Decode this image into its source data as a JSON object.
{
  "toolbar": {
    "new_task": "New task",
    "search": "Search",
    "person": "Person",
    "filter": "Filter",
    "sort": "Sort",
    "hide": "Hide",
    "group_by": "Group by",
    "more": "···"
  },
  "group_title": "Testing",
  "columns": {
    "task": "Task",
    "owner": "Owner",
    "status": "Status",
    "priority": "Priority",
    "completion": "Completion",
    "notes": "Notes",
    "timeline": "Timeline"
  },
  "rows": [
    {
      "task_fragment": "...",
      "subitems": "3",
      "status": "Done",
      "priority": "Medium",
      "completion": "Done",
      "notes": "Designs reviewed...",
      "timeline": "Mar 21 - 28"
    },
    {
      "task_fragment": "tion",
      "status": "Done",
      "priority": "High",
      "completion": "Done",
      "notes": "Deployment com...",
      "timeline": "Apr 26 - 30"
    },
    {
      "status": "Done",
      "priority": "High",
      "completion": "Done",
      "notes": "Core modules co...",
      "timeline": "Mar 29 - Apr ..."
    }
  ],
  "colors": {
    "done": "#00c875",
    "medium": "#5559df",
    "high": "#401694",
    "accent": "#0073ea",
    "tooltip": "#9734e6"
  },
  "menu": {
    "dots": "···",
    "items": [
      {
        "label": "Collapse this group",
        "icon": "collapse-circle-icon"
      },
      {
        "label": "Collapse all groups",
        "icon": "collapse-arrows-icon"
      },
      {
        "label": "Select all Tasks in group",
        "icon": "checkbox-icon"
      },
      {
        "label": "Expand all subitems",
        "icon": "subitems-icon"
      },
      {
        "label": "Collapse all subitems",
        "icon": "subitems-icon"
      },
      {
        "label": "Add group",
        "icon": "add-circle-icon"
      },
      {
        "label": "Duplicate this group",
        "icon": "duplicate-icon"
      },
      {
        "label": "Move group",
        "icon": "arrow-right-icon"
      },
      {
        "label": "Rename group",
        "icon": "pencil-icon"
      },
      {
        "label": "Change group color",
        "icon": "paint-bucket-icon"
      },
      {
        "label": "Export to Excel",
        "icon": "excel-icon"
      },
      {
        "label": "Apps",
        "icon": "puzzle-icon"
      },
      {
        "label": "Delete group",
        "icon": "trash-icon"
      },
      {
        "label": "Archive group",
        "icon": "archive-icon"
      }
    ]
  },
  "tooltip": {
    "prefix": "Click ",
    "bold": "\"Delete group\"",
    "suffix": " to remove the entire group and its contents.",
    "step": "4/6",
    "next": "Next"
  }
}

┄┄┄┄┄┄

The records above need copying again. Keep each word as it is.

**Exercise output:**
Decode this image into its source data as a JSON object.
{
  "toolbar": {
    "new_task": "New task",
    "search": "Search",
    "person": "Person",
    "filter": "Filter",
    "sort": "Sort",
    "hide": "Hide",
    "group_by": "Group by",
    "more": "···"
  },
  "group_title": "Testing",
  "columns": {
    "task": "Task",
    "owner": "Owner",
    "status": "Status",
    "priority": "Priority",
    "completion": "Completion",
    "notes": "Notes",
    "timeline": "Timeline"
  },
  "rows": [
    {
      "task_fragment": "...",
      "subitems": "3",
      "status": "Done",
      "priority": "Medium",
      "completion": "Done",
      "notes": "Designs reviewed...",
      "timeline": "Mar 21 - 28"
    },
    {
      "task_fragment": "tion",
      "status": "Done",
      "priority": "High",
      "completion": "Done",
      "notes": "Deployment com...",
      "timeline": "Apr 26 - 30"
    },
    {
      "status": "Done",
      "priority": "High",
      "completion": "Done",
      "notes": "Core modules co...",
      "timeline": "Mar 29 - Apr ..."
    }
  ],
  "colors": {
    "done": "#00c875",
    "medium": "#5559df",
    "high": "#401694",
    "accent": "#0073ea",
    "tooltip": "#9734e6"
  },
  "menu": {
    "dots": "···",
    "items": [
      {
        "label": "Collapse this group",
        "icon": "collapse-circle-icon"
      },
      {
        "label": "Collapse all groups",
        "icon": "collapse-arrows-icon"
      },
      {
        "label": "Select all Tasks in group",
        "icon": "checkbox-icon"
      },
      {
        "label": "Expand all subitems",
        "icon": "subitems-icon"
      },
      {
        "label": "Collapse all subitems",
        "icon": "subitems-icon"
      },
      {
        "label": "Add group",
        "icon": "add-circle-icon"
      },
      {
        "label": "Duplicate this group",
        "icon": "duplicate-icon"
      },
      {
        "label": "Move group",
        "icon": "arrow-right-icon"
      },
      {
        "label": "Rename group",
        "icon": "pencil-icon"
      },
      {
        "label": "Change group color",
        "icon": "paint-bucket-icon"
      },
      {
        "label": "Export to Excel",
        "icon": "excel-icon"
      },
      {
        "label": "Apps",
        "icon": "puzzle-icon"
      },
      {
        "label": "Delete group",
        "icon": "trash-icon"
      },
      {
        "label": "Archive group",
        "icon": "archive-icon"
      }
    ]
  },
  "tooltip": {
    "prefix": "Click ",
    "bold": "\"Delete group\"",
    "suffix": " to remove the entire group and its contents.",
    "step": "4/6",
    "next": "Next"
  }
}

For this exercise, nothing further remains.